Continued from The Good, The Bad, and The Hungry
We reluctantly drug our feet (and our Port-filled bellies) out the door of our Portuguese oasis clinging onto only the hope that our next destination would welcome us with seafood paella, Iberian ham, sweetened churros, and the smokey chorizo that Spain is famed for. And it did just that. We delighted over all the local eateries that delectably served up classic Spanish cuisine, satisfying our much anticipated hunger.
In addition to the classics, we also had some dishes that were — well, not so classic. Prior to our trip abroad I researched, read, studied, and salivated over all the suggested spots a die-hard food-lover should try. 337 year old tapas restaurants here, famous seafood restaurants there – we never skipped a beat. We even made reservations at La Alqueria — a restaurant of one of the world’s best chefs, Ferran Adria. Chef Adria is known for his highly acclaimed restaurant in Barcelona, El Bulli, in which he pushes the limits of cooking with mind-boggling, wacky food science (aka molecular gastronomy). Last year, he was named S.Pellegrino’s world’s best chef, as well as receiving the best chef of the decade award. So, who wouldn’t want to eat at his sister restaurant in the suburbs of Sevilla?!
After finagling our way into the packed out reservation list we set off for the restaurant which is housed in a luxurious hotel just on the outskirts of the city. We didn’t let the unassuming outside fool us, as we knew the inside was littered with perfectly mannered maitre d’s, knowledgable sommeliers, and gracefully dressed servers in pristine, crisp jackets and sharp white gloves. After being escorted to our table with an apéritif in hand, Grant was presented with the water menu. Not just any water menu, but a menu that was neatly coiled inside of a frozen glass tube which misted fog into the air as it was pulled out. Waters from around the world, flat vs still, expensive vs more expensive — they had more water than most places have wine.

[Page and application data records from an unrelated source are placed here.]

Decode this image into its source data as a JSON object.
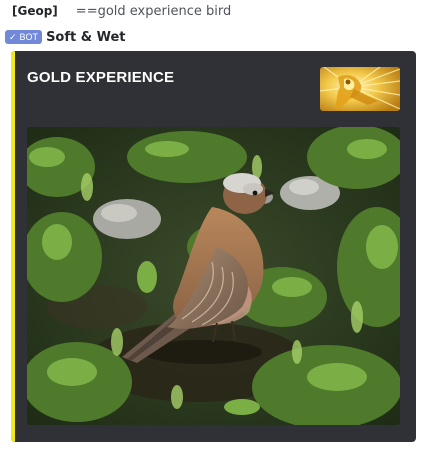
{
  "message": {
    "username": "[Geop]",
    "command": "==gold experience bird"
  },
  "bot": {
    "tag_check": "✓",
    "tag_label": "BOT",
    "name": "Soft & Wet"
  },
  "embed": {
    "accent_color": "#f1ea1a",
    "background_color": "#2f3136",
    "title": "GOLD EXPERIENCE",
    "thumbnail_icon": "gold-experience-stand-thumbnail",
    "image_subject": "bird-photo"
  }
}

We began sipping on our posh H2O, as our first course of 15 was presented – spherical olives. For those of you top chef watchers, you’ll know that a spherical olive is a soft outer shell encapsulating an olive-ey liquid center that bursts into your mouth within contact. Followed by the olives were “mimic peanuts” and mojito soaked sugar cane for a twist on a traditional liquid cocktail.
Oyster and Marrow Tartare
Dish after dish continued pouring out as we ate each bite with total astonishment, pondering the intelligence behind the fine-tuned components. Razar Clams with Citrus Foam, Oyster and Marrow Tartare, Asparagus and Grapefruit with Mayonnaise Foam, and a frozen dessert that completely disappeared within 10 seconds of being placed on the table. “Eat this fast!” the server shouted to us.
Asparagus and Grapefruit with Mayonnaise Foam
As I sat there utterly enjoying each astounding bite, I began to fear that my dining partner was not. It was somewhere around the 11th course when I regretfully asked my husband what he thought. “Foam? You made me come to a restaurant where the water cost more than this trip itself, just to eat Foam?” I answered his question with a smirk as I knew he was finding just as much enjoyment out of the experience as I was. (Grant, deniably, loves to eat just like myself, and he has an enormous appetite to prove it.)
We wrapped up the night by oo-ing and ah-ing over the last few courses of a blood orange sorbet with sponge cake and freeze-dried chocolate and raspberry crackle pop (the spotty english translations led me to creating that title myself). We munched on the crackle pop while Grant continued to ask what we were really having for dinner. Although he complained for the entire cab ride home that 15 courses of foam did nothing but leave him starving, and has repeatedly replaced the word foam with anything associated with that night, I know that he secretly had one of the most amazing dining experiences that will never be forgotten, just as I did.